What is perinatal depression?
Perinatal depression is a mood disorder involving feelings of indifference and/or anxiety, extreme sadness and changes in appetite, sleep and energy.
According to the National Institute of Mental Health (NIMH), the condition is a serious medical illness that occurs during pregnancy or following childbirth. The blanket term refers to both prenatal depression (depression occurring during pregnancy) and postpartum depression (depression occurring after childbirth).
This is not to be mistaken with the "baby blues" — a condition that does not interfere with a person's ability to perform daily activities and only lasts a week or two. Symptoms of the baby blues may include anxiety, irritability and restlessness but typically resolve on their own.
Perinatal depression can be physically and emotionally debilitating and can often last for many months. If you suspect you have perinatal depression, it is important to seek immediate treatment.
What causes perinatal depression?
According to the Cleveland Journal of Medicine, perinatal depression is caused by a "complex interaction" of genetic and environmental factors.
Life stresses, such as demands at work or past traumas, the emotional and physical demands of childbirth and caring for a baby, and changes in hormones that occur during and after pregnancy can also contribute to the development of perinatal depression.
Who is at risk of perinatal depression?
The NIMH says that "perinatal depression is a real medical illness and can affect any mother—regardless of age, race, income, culture, or education."
Although the condition can affect anyone during or after their pregnancy, risk factors include a lack of social support, an unwanted or difficult pregnancy, an ongoing health problem with the baby or the mother, and a history of physical or sexual abuse. Additionally, women with a personal or family history of anxiety, depression or bipolar disorder are more at risk.
It is important to note that women are not to blame for having perinatal depression: it is not brought on by anything a mother has or has not done intentionally.
What are the symptoms of perinatal depression?
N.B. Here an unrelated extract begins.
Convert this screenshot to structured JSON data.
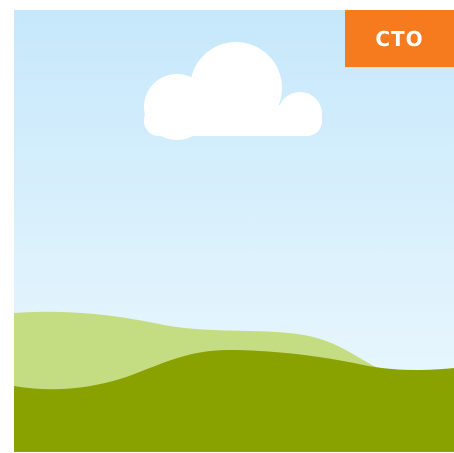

According to the American Psychiatric Association, common symptoms include feeling worthless or guilty, difficulty concentrating, lack of interest in the baby, feeling sad or depressed, and thinking about death or suicide.
Other symptoms include changes in appetite, increased fatigue, loss of interest in activities once enjoyed, slowed movement or speech, and feelings of being a bad mother.
If you or a loved one are experiencing any of these symptoms during and/or after pregnancy, it's important to speak to a health care provider as soon as possible to determine if the symptoms are due to perinatal depression or something else.
How is perinatal depression treated?
Since perinatal depression is a medical condition, patients should see a healthcare provider or mental health professional to determine the appropriate treatment options. This is important for the health of the mother and the child, as perinatal depression puts both parties at risk. With proper care, almost all women who experience perinatal depression can overcome their symptoms.
Treatment options include medication, therapy and lifestyle changes. If these treatments do not reduce symptoms, brain stimulation therapy is another avenue to consider. Additionally, the support of friends and family, exercise, rest, proper nutrition, and joining a support group for new mothers can be helpful.
Due to the stigma around perinatal depression, some people may find it difficult to seek help. Spouses, family members, partners and friends may be the first to recognize the condition in a new mother, and can offer essential emotional support.